What you will do: What is the number of lines in the entries that contain the word "this"? Reply with that number only.
START Records provided
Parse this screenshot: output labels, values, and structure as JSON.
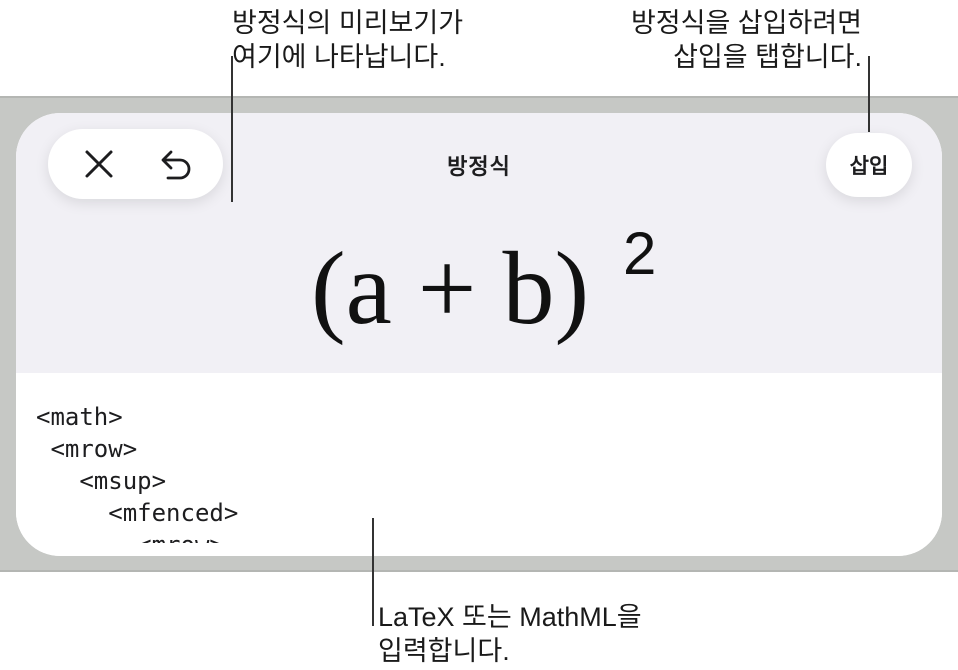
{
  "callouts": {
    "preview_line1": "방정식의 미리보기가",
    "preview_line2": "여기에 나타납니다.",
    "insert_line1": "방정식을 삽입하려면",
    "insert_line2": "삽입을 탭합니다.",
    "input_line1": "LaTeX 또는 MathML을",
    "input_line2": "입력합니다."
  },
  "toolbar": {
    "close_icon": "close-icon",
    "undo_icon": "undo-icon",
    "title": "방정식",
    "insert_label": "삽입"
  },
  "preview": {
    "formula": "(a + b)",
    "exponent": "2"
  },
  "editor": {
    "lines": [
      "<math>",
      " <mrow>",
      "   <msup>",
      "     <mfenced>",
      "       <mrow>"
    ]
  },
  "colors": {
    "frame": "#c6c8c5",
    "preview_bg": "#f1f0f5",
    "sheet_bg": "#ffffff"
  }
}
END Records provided
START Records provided
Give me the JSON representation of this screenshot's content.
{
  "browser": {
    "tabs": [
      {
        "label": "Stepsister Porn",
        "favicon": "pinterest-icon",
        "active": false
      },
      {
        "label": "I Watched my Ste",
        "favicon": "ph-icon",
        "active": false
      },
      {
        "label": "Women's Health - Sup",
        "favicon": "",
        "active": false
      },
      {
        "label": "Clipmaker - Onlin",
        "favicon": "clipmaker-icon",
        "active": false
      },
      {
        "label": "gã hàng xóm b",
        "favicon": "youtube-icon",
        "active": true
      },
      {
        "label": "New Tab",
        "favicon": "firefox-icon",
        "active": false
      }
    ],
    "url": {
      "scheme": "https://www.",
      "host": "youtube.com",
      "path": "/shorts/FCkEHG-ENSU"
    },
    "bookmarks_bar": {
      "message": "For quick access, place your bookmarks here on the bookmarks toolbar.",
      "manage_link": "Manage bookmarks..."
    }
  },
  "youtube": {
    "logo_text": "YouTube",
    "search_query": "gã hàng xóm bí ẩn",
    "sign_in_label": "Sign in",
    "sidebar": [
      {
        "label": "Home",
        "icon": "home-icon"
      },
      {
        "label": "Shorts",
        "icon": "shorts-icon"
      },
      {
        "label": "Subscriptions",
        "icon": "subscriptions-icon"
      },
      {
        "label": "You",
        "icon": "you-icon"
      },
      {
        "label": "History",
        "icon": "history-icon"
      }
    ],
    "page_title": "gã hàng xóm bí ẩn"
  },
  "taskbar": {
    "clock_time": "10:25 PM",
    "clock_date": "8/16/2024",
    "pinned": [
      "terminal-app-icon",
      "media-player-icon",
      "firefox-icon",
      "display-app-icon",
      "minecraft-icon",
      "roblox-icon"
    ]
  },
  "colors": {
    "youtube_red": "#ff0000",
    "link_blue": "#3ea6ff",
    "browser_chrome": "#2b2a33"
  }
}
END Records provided
Task response: 2